Pare Lorentz's two groundbreaking 1930s documentaries, paid for by the US government and making no apologies for their propagandist intentions, are here presented with the evocative scores by composer Virgil Thomson played in modern sound by the Post-Classical Ensemble with Angel Gil-Ordóñez conducting. There are unnerving modern resonances in these two films, one about the plow's partial destruction of the great plains that led to the Dust Bowl (reminding us of the modern near-depletion of the Ogalalla aquifer in that same area), and the other about upstream flood control containment by dikes and levees of the Mississipi for 1000 miles of its length, touted as a great marvel of man's taming of Nature but as we now know contributing to such things as the awful destruction wrought by Hurricane Katrina.
The black-and-white films themselves are visually beautiful. The cameramen sent to photograph scenes used in the film included such luminaries as Paul Strand. The narration, written by Lorentz, is poetic.

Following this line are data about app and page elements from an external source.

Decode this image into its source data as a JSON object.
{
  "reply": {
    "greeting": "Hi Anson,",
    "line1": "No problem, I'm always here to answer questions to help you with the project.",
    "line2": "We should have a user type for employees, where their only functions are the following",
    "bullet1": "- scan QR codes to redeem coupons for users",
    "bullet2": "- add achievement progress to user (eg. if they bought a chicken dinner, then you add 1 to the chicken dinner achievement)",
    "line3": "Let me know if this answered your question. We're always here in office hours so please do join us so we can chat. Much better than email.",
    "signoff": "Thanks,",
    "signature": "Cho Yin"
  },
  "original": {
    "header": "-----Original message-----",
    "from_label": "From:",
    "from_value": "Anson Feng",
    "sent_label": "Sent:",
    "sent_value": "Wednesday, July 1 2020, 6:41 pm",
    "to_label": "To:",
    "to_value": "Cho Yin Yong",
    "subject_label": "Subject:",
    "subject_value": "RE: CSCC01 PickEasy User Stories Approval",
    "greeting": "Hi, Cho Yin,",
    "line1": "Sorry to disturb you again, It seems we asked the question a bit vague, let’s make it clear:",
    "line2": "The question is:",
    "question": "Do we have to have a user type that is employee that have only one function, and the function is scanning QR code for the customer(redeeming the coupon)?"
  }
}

Thomson's music is simple-sounding and triadic in the extreme, making use as it does of such tunes as the Doxology ('Praise God From Whom All Blessings Flow', scored differently and aptly at different points in 'The Plow') and 'Go Tell Aunt Rhody.' And it is both esthetically and emotionally satisfying. The DVD makes use of a modern re-recording of Thomson's scores, and the new recording of the original voice-over narration is nicely done by Floyd King. There is, however, the option to play both films with the original scores' 1930s soundtrack music conducted by Alexander Smallens. We also get a couple of interviews with George Stoney, later himself a distinguished documentarian but in the 1930s a PR person for the government; he showed the films to groups of citizens in the Southeast and recalls many details about the films' origins and their initial reception. Joseph Horowitz talks with composer Charles Fussell, a student of Thomson's, about the scores. (It might be noted that there has been a recent CD on the Albany label that presents both Thomson's and Fussell's cello concertos, and very nicely done, too.) There is a 1979 audio-only interview with the late Virgil Thomson in which he talks about the two films and about film-scoring in general.
I had been familiar with the scores of these two films for many years. As I grew up in the Dust Bowl area, I remember many stories of that awful period and had been particularly interested to see 'The Plow'. (As a small bit of irony, I now live in the Vermont town where the inventor of that plow, John Deere, learned the blacksmithing trade.) I must say that I was thrilled with both films. These are important documents restored to their original luster.